EXERCISE: Leave out the pictures, and retype the remaining data exactly.

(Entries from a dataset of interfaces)
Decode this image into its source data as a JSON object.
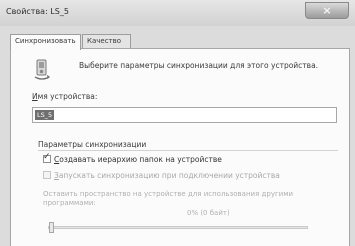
{
  "window": {
    "title": "Свойства: LS_5",
    "close_symbol": "×"
  },
  "tabs": [
    {
      "label": "Синхронизовать",
      "active": true
    },
    {
      "label": "Качество",
      "active": false
    }
  ],
  "intro": {
    "text": "Выберите параметры синхронизации для этого устройства.",
    "icon": "sync-device-icon"
  },
  "device_name": {
    "label_prefix": "",
    "label_accel": "И",
    "label_rest": "мя устройства:",
    "value": "LS_5"
  },
  "sync_params": {
    "group_title": "Параметры синхронизации",
    "options": [
      {
        "accel": "С",
        "label_rest": "оздавать иерархию папок на устройстве",
        "checked": true,
        "enabled": true
      },
      {
        "accel": "З",
        "label_rest": "апускать синхронизацию при подключении устройства",
        "checked": false,
        "enabled": false
      }
    ],
    "reserve_text": "Оставить пространство на устройстве для использования другими программами:",
    "reserve_value": "0% (0 байт)",
    "reserve_percent": 0
  }
}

THE COMPLETED TASK:
Decode this image into its source data as a JSON object.
{
  "window": {
    "title": "Свойства: LS_5",
    "close_symbol": "×"
  },
  "tabs": [
    {
      "label": "Синхронизовать",
      "active": true
    },
    {
      "label": "Качество",
      "active": false
    }
  ],
  "intro": {
    "text": "Выберите параметры синхронизации для этого устройства.",
    "icon": "sync-device-icon"
  },
  "device_name": {
    "label_prefix": "",
    "label_accel": "И",
    "label_rest": "мя устройства:",
    "value": "LS_5"
  },
  "sync_params": {
    "group_title": "Параметры синхронизации",
    "options": [
      {
        "accel": "С",
        "label_rest": "оздавать иерархию папок на устройстве",
        "checked": true,
        "enabled": true
      },
      {
        "accel": "З",
        "label_rest": "апускать синхронизацию при подключении устройства",
        "checked": false,
        "enabled": false
      }
    ],
    "reserve_text": "Оставить пространство на устройстве для использования другими программами:",
    "reserve_value": "0% (0 байт)",
    "reserve_percent": 0
  }
}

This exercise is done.